- **Task description**
Go over the data and copy out each line with "will" in it.

(Stored entries)
BEGIN

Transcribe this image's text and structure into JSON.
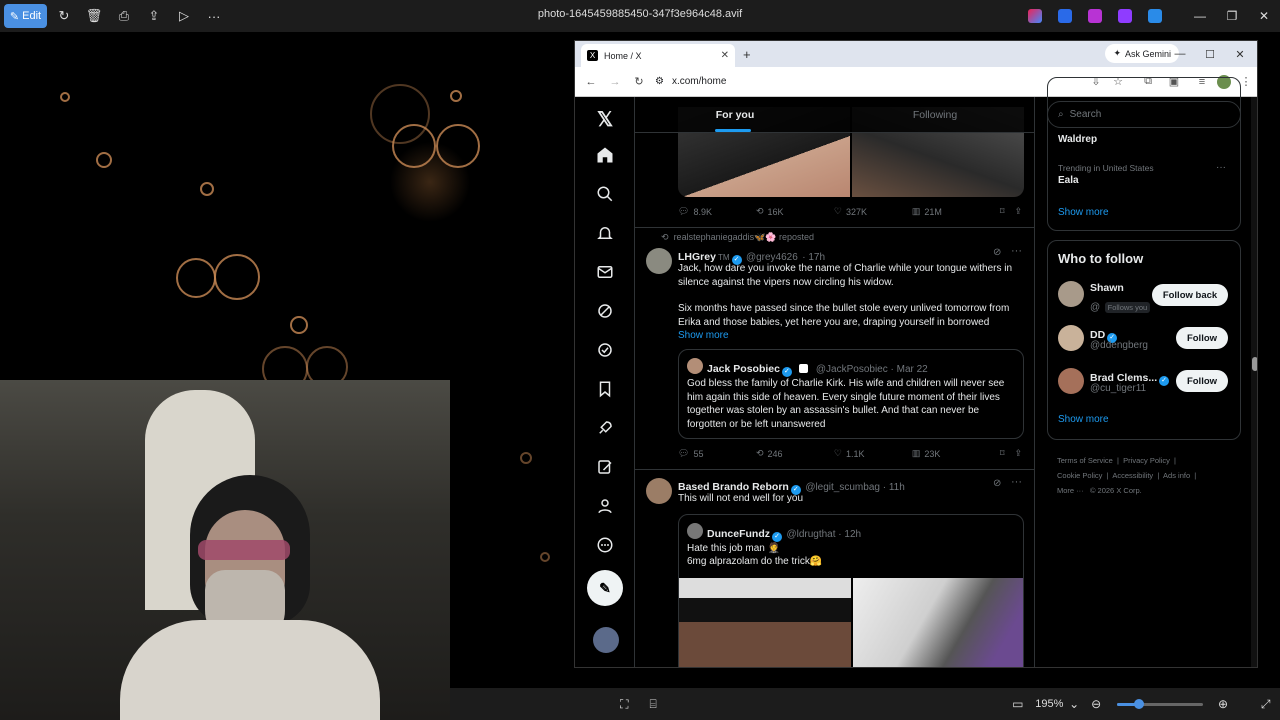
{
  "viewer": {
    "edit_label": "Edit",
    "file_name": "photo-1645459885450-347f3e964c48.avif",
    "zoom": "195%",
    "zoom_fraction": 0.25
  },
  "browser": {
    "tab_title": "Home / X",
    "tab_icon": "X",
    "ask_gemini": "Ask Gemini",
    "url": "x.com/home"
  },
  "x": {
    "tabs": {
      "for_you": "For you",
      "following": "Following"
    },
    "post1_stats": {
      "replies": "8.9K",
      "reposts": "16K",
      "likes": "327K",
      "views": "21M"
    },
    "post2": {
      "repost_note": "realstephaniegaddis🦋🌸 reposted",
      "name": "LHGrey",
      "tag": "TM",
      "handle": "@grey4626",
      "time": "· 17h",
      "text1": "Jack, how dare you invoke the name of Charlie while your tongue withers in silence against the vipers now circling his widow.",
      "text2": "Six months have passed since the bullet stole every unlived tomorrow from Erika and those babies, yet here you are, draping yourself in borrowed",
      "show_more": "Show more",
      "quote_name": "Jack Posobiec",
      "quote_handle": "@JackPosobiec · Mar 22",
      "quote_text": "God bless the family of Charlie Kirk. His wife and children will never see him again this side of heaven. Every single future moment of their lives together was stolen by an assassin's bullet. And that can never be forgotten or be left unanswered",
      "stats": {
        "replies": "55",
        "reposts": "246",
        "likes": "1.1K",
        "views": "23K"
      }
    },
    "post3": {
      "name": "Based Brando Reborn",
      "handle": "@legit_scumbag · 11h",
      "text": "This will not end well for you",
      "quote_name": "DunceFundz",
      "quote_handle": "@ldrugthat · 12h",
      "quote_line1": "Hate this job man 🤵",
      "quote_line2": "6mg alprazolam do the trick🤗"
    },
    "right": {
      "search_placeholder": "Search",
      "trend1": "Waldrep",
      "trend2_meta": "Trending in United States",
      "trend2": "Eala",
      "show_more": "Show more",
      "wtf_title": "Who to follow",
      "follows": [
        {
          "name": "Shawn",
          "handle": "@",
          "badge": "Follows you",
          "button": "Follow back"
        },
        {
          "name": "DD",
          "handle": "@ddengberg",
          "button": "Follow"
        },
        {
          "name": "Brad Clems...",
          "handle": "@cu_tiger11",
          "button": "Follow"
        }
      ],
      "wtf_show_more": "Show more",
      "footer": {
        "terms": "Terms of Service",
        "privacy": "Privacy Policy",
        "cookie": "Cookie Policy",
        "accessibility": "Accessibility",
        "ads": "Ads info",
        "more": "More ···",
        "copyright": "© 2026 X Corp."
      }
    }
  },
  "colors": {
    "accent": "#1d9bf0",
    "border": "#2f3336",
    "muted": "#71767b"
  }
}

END

- **Written response**
      "quote_text": "God bless the family of Charlie Kirk. His wife and children will never see him again this side of heaven. Every single future moment of their lives together was stolen by an assassin's bullet. And that can never be forgotten or be left unanswered",
      "text": "This will not end well for you",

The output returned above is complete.